Pompeo Had to Remind Menendez that the OSC Concluded He Did Not Violate the Hatch Act

Source: State Department Photo by Ronny Przysucha/Public Domain

Last October, Sen. Bob Menendez (D-NJ) accused Secretary of State Mike Pompeo of violating the Hatch Act, which prohibits executive branch officials from engaging in political activity. According to the senator, Sec. Pompeo took three trips he took to Kansas under the guise of promoting the White House's commitment to Americans, when really he was traveling in the interest of his political career, and hosted State Department dinners for guests with ties to Kansas. Rumors abounded that Sec. Pompeo was seeking a Senate run in his home state. So Sen. Menendez requested that the Office of Special Counsel conduct an investigation.

It came to nothing. The OSC concluded there was no Hatch Act violation, and, per the office's policy, they sent their conclusions to both Sen. Menendez and Sec. Pompeo on January 21, 2020. But the Democrat claimed to never had received a response, even in recent interviews.

Since Sen. Menendez had apparently misplaced his copy, Sec. Pompeo just sent the senator a reminder.

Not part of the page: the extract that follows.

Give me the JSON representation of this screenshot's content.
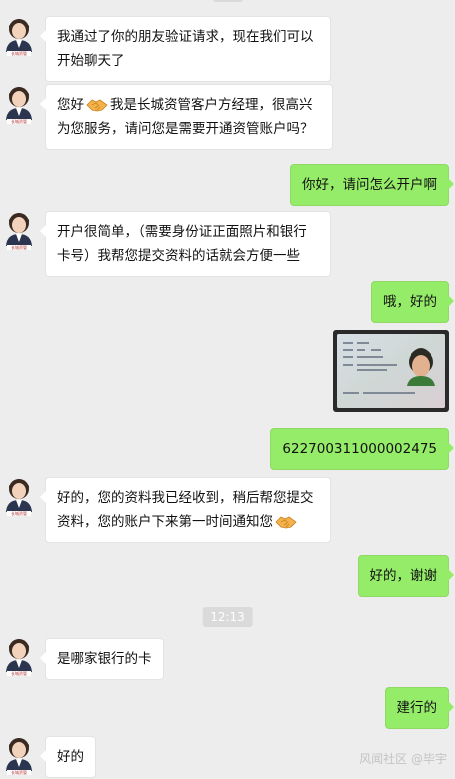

"The OSC response to your hackery makes clear your continued effort to politicize legitimate and important diplomatic and national security activity was without merit," Sec. Pompeo writes in a letter. "The scurrilous allegations you put forward had the additional effect - one which you clearly intended when you publicized your letter to the OSC - of generating a continuing series of media articles and reports with rumors, innuendo and flat untruths about me and the U.S. Department of State."

Sec. Pompeo regretted that Sen. Menendez was choosing to address their opposing foreign policy views by pursuing "futile investigations."

"I implore you and your staff to confront foreign policy issues of concern and interest to you and your constituents on an intellectual level and on the merits," Sec. Pompeo advised.